Fans of music similar to Pissing Razors and Pantera will like this CD." -- Brian Kerr, The Lakelander, November 18, 2003
It's refreshing, in this age of hardcore and metal bands that seem far more bent on being harder-core-than-thou than on making the best music they can, to see a band that doesn't sound like it's trying too hard.
Please don't misunderstand me: 13 Faces are hardcore as all get-out. The thing is, the band's thought process seems to have gone beyond super-fast riffing, deep-voiced growling and whip-crack drumming. This is not to say that their lyrics stray far from the heavily worn footpaths of the genre, either: blood, violence, death and pain are frequent guest-stars, as is the snarled insistence that the narrator will not be swayed from his path ("My Life").
The difference is in the details: for example, "Quickly" eventually settles into a powerful yet insistently melodic riff, driving the outro line "Save your silk cravat for another day" home in a way that simply increasing the volume and aggression never could. The super-tight riffing and drumming never sounds like a demented metal version of American Idol. It's also worth noting that the rock listener who only occasionally makes a foray into this genre (read: me) will find the lyrics actually comprehensible for a change. Vocalist Rob Runt certainly has a lot of aggression to get off of his chest, but he never emphasizes the growl over the delivery. Other vocalists with similar approaches would do well to emulate him.

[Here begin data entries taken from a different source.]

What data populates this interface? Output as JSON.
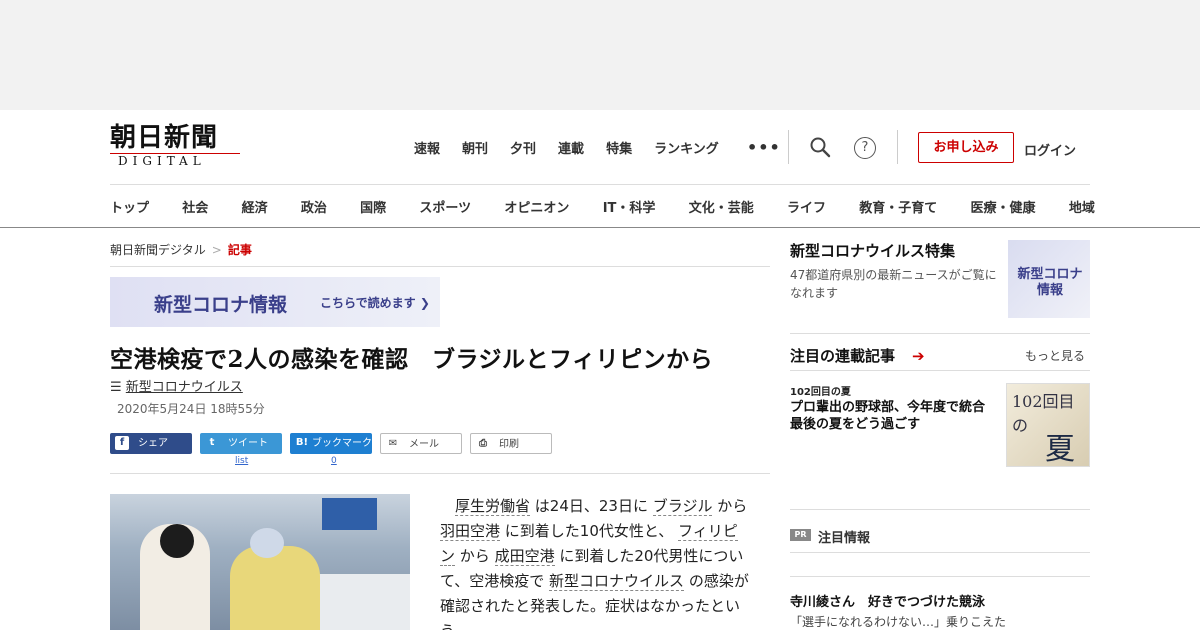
{
  "logo": {
    "main": "朝日新聞",
    "sub": "DIGITAL"
  },
  "topnav": [
    "速報",
    "朝刊",
    "夕刊",
    "連載",
    "特集",
    "ランキング"
  ],
  "topnav_more": "•••",
  "help_glyph": "?",
  "apply_button": "お申し込み",
  "login": "ログイン",
  "catnav": [
    "トップ",
    "社会",
    "経済",
    "政治",
    "国際",
    "スポーツ",
    "オピニオン",
    "IT・科学",
    "文化・芸能",
    "ライフ",
    "教育・子育て",
    "医療・健康",
    "地域"
  ],
  "breadcrumb": {
    "home": "朝日新聞デジタル",
    "sep": ">",
    "current": "記事"
  },
  "banner": {
    "title": "新型コロナ情報",
    "cta": "こちらで読めます ❯"
  },
  "article": {
    "headline": "空港検疫で2人の感染を確認　ブラジルとフィリピンから",
    "tag_icon": "☰",
    "tag": "新型コロナウイルス",
    "date": "2020年5月24日 18時55分",
    "share": {
      "facebook": {
        "icon": "f",
        "label": "シェア"
      },
      "twitter": {
        "icon": "t",
        "label": "ツイート",
        "count": "list"
      },
      "hatena": {
        "icon": "B!",
        "label": "ブックマーク",
        "count": "0"
      },
      "mail": {
        "icon": "✉",
        "label": "メール"
      },
      "print": {
        "icon": "⎙",
        "label": "印刷"
      }
    },
    "body": {
      "p1": "厚生労働省",
      "p2": " は24日、23日に ",
      "p3": "ブラジル",
      "p4": " から ",
      "p5": "羽田空港",
      "p6": " に到着した10代女性と、 ",
      "p7": "フィリピン",
      "p8": " から ",
      "p9": "成田空港",
      "p10": " に到着した20代男性について、空港検疫で ",
      "p11": "新型コロナウイルス",
      "p12": " の感染が確認されたと発表した。症状はなかったという。"
    }
  },
  "sidebar": {
    "feature": {
      "title": "新型コロナウイルス特集",
      "desc": "47都道府県別の最新ニュースがご覧になれます",
      "thumb": "新型コロナ情報"
    },
    "series": {
      "title": "注目の連載記事",
      "arrow": "➔",
      "more": "もっと見る",
      "item": {
        "kicker": "102回目の夏",
        "title": "プロ輩出の野球部、今年度で統合　最後の夏をどう過ごす",
        "thumb_top": "102回目の",
        "thumb_big": "夏"
      }
    },
    "pr": {
      "badge": "PR",
      "title": "注目情報",
      "item_title": "寺川綾さん　好きでつづけた競泳",
      "item_sub": "「選手になれるわけない…」乗りこえた"
    }
  },
  "colors": {
    "accent": "#cc0000",
    "facebook": "#2f4c8a",
    "twitter": "#3b97d6",
    "hatena": "#1e7fd1",
    "corona": "#3a3f8a"
  }
}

These Bloody Hands is the sort of album that makes the casual listener think that perhaps the genre isn't headed inexorably toward total, self-imposed marginalization. While 13 Faces should easily satisfy their ready-made audience, there is plenty about this band's approach to aggressive music that should convince the less devoted to give them a second listen.
-Splendid ezine 3/30/04